Wildlife biology, also known as animal biology or ecology, is the study of animals and their interaction with their environment. This field of science focuses on understanding the behavior, distribution, and abundance of wildlife species and the impact of human activities on their populations.
Historically, wildlife biology has its roots in the study of zoology, which dates back to ancient civilizations such as those of Egypt, Greece, and Rome. However, formal wildlife biology as we know it today emerged in the late 19th century with the rise of modern biology. Since then, this scientific discipline has evolved and branched out into various sub-disciplines, including conservation biology, population ecology, and wildlife management.
One of the key principles of wildlife biology is understanding the complex relationships between animals and their environment. This involves studying how animals interact with each other and their surroundings, including their food sources, shelter, and reproduction. By understanding these interactions, wildlife biologists can gain insights into how ecosystems function and the role that different species play in maintaining a healthy environment.
One of the main tools used by wildlife biologists is conducting surveys and collecting data on different animal populations. This can involve observing animals in their natural habitats or using advanced technologies such as remote cameras and GPS tracking devices. These methods help biologists to understand the distribution, movements, and behaviors of different species, which is crucial for developing effective conservation and management strategies.
One of the most pressing challenges facing wildlife biology today is the impact of human activities on animal populations. These include factors such as habitat destruction, pollution, climate change, and overexploitation of resources. Wildlife biologists work closely with conservationists and policymakers to mitigate these threats and ensure the long-term survival of endangered species.
In addition to studying wild animal populations, wildlife biologists also play a crucial role in managing animal populations for sustainable use. This includes the management of game species for hunting and fishing, as well as controlling the spread of invasive species that can harm native wildlife.
A career in wildlife biology offers many opportunities for research, exploration, and conservation efforts. Wildlife biologists can work in various settings, including national parks, wildlife reserves, research institutes, and government agencies. They also collaborate with a diverse range of professionals, such as ecologists, environmental scientists, and wildlife veterinarians.
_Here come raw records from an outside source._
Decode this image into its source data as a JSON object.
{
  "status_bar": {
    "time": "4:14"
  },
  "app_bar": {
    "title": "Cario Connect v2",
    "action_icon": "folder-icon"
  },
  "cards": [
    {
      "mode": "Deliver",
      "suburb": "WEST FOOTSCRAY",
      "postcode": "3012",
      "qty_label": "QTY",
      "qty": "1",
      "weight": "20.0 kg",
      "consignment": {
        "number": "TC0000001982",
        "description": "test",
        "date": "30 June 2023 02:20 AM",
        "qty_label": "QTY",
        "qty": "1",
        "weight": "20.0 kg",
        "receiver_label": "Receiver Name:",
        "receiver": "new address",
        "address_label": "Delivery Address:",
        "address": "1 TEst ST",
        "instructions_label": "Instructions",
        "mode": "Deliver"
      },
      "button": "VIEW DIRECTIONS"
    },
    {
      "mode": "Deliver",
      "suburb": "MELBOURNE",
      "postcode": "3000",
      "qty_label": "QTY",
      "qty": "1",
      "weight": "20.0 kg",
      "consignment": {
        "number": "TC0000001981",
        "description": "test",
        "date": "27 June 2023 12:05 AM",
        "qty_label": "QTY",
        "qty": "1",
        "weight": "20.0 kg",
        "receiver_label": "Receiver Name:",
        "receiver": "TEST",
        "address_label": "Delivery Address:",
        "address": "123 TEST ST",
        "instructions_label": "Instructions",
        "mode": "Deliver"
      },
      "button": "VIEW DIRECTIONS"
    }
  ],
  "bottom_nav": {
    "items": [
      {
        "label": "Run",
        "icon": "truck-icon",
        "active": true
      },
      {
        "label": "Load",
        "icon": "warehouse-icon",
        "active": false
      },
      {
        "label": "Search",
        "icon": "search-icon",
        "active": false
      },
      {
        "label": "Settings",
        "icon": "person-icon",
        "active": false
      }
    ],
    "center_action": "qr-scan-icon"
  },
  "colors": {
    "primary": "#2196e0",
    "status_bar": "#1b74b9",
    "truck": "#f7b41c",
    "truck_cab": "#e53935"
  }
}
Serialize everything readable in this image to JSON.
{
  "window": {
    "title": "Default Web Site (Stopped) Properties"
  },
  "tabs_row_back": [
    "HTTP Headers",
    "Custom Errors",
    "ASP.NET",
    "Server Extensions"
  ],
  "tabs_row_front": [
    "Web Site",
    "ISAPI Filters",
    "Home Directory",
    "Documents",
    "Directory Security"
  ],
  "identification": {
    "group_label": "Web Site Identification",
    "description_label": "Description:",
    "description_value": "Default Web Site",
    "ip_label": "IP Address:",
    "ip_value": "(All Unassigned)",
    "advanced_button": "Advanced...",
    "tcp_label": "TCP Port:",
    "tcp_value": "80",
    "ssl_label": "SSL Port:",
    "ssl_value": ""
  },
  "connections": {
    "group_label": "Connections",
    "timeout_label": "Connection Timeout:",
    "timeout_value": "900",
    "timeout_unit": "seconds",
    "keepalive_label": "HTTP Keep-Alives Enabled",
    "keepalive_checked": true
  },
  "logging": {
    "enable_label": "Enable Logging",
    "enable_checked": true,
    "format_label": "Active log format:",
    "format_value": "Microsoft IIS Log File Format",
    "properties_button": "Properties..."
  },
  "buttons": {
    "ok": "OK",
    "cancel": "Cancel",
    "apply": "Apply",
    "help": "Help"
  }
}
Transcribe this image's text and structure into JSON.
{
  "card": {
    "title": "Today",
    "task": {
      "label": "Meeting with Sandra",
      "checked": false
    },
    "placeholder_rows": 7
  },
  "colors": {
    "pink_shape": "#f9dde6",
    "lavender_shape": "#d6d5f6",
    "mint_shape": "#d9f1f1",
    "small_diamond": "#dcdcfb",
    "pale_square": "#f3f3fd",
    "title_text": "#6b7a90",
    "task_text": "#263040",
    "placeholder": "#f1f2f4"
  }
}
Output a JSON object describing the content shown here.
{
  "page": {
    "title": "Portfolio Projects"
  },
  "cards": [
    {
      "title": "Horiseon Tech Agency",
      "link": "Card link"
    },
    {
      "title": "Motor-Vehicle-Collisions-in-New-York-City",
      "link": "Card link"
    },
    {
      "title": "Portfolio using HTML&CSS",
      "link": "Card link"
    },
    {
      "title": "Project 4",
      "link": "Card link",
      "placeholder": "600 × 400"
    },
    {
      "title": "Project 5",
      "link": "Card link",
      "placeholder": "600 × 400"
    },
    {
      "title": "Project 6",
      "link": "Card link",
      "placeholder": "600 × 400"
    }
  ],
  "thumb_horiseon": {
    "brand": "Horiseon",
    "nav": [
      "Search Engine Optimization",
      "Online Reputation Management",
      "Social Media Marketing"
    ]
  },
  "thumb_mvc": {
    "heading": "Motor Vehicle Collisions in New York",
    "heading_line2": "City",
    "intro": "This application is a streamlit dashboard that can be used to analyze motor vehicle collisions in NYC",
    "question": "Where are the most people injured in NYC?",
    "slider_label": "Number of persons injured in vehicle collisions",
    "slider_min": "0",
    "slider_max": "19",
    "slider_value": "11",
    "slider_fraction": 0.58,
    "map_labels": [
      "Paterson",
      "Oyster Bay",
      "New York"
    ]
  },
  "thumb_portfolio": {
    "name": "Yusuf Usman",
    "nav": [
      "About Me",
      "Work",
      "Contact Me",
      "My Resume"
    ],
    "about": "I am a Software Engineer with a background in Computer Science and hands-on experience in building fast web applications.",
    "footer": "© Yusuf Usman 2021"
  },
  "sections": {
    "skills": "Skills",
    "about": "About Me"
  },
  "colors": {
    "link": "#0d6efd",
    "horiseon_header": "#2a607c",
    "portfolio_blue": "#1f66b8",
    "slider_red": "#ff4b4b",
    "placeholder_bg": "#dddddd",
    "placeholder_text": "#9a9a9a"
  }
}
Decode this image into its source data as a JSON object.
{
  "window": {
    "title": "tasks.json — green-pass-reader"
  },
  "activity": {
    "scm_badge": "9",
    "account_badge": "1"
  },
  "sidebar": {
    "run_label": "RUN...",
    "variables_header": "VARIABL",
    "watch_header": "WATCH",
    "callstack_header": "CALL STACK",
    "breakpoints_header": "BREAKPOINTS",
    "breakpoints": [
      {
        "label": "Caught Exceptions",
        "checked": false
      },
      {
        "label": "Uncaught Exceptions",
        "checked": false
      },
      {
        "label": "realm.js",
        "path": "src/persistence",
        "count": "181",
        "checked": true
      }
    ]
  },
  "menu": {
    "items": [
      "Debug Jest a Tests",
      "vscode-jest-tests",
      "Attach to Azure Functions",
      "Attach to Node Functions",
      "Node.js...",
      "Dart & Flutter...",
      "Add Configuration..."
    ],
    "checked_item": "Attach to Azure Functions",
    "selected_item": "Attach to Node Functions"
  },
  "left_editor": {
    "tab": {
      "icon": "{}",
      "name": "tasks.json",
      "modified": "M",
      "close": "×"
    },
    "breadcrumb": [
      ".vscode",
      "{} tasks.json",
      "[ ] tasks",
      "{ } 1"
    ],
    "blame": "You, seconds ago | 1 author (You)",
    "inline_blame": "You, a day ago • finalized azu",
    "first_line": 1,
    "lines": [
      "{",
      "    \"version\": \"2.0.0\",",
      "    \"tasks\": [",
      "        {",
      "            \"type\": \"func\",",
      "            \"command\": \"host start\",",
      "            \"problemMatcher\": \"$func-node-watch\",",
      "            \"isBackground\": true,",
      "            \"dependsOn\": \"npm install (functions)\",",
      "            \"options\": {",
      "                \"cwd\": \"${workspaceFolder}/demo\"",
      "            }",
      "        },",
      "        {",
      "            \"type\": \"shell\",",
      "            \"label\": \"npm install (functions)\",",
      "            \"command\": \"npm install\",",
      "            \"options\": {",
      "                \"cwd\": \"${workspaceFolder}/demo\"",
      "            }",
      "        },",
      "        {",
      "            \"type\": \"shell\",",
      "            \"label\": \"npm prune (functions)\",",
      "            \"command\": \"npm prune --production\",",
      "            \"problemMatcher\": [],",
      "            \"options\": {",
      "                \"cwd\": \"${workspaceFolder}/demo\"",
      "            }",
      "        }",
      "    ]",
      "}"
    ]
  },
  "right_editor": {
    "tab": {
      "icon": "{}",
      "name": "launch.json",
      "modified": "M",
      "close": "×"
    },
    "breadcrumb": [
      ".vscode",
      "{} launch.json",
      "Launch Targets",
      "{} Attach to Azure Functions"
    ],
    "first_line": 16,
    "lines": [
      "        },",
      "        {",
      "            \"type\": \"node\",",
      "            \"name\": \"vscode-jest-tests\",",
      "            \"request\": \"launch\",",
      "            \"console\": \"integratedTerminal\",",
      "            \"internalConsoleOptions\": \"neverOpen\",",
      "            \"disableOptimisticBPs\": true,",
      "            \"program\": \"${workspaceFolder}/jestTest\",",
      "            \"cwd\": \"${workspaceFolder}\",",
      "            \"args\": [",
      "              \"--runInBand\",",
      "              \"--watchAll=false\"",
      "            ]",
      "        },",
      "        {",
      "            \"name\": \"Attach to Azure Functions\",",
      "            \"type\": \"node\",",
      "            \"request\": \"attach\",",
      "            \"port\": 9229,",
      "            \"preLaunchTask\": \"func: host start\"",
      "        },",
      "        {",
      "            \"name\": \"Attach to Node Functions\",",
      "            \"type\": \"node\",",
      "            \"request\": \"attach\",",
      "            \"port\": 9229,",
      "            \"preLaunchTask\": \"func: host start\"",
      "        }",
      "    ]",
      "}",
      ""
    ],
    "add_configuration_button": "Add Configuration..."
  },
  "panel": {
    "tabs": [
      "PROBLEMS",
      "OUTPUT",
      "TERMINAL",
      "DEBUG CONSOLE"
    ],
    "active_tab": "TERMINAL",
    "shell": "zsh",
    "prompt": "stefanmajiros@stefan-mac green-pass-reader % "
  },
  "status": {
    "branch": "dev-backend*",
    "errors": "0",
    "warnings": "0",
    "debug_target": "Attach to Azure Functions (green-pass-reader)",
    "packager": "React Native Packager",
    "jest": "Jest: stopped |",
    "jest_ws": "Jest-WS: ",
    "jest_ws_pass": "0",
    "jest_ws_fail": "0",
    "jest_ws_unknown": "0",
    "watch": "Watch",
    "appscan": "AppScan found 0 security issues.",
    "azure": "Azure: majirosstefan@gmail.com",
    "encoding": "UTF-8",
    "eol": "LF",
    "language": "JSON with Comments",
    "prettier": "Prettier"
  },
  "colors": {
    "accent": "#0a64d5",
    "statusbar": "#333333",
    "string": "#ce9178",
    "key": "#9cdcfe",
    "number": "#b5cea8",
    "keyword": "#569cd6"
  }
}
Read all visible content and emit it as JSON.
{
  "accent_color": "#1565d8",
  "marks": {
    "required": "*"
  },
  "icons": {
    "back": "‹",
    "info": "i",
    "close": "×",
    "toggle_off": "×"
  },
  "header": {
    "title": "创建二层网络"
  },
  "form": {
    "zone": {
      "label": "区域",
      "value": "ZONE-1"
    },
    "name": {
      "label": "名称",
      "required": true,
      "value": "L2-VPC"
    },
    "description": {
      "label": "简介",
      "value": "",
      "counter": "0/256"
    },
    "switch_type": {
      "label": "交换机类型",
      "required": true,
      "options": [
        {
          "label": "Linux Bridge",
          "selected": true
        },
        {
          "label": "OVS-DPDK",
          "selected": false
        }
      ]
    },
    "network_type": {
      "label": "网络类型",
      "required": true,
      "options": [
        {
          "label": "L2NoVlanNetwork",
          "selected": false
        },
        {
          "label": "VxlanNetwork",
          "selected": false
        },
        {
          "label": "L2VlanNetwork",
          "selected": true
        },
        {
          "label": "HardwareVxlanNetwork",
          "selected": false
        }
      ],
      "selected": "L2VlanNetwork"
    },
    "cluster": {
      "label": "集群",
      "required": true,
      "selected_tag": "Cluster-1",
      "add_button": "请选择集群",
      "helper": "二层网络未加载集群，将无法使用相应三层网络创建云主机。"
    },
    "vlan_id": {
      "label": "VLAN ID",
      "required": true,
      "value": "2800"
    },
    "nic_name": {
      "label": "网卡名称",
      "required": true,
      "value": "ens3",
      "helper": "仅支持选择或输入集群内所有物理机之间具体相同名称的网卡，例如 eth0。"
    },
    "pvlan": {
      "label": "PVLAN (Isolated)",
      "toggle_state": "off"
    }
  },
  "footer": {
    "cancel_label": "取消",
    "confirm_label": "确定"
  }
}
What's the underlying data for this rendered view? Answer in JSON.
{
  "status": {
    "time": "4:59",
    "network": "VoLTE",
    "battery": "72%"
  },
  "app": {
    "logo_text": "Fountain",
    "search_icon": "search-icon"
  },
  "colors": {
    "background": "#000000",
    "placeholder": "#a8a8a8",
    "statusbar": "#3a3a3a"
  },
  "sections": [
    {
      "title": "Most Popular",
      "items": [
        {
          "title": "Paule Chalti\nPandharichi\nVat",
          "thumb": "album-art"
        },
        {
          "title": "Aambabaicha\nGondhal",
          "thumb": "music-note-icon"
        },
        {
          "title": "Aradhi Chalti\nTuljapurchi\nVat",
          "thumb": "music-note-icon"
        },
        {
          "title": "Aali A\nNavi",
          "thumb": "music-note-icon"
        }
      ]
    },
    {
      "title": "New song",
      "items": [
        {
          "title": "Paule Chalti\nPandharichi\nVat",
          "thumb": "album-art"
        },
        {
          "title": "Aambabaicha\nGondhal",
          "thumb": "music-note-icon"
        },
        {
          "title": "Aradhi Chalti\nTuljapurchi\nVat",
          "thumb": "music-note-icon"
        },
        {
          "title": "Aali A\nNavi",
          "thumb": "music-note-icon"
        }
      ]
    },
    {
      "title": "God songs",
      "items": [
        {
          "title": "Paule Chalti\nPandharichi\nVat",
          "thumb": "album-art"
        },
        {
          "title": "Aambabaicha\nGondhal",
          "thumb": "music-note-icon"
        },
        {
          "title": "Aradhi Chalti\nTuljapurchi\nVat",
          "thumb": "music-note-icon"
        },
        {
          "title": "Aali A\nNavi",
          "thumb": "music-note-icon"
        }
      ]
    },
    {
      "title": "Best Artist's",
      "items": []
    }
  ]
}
In conclusion, wildlife biology is a fascinating and essential field of science that helps us understand the complex and intricate relationships between animals and their environment. Through their research and conservation efforts, wildlife biologists play a crucial role in protecting our planet’s diverse wildlife for future generations. So, let us all appreciate and support the work of these dedicated scientists who are vital in safeguarding the well-being of our planet’s precious creatures.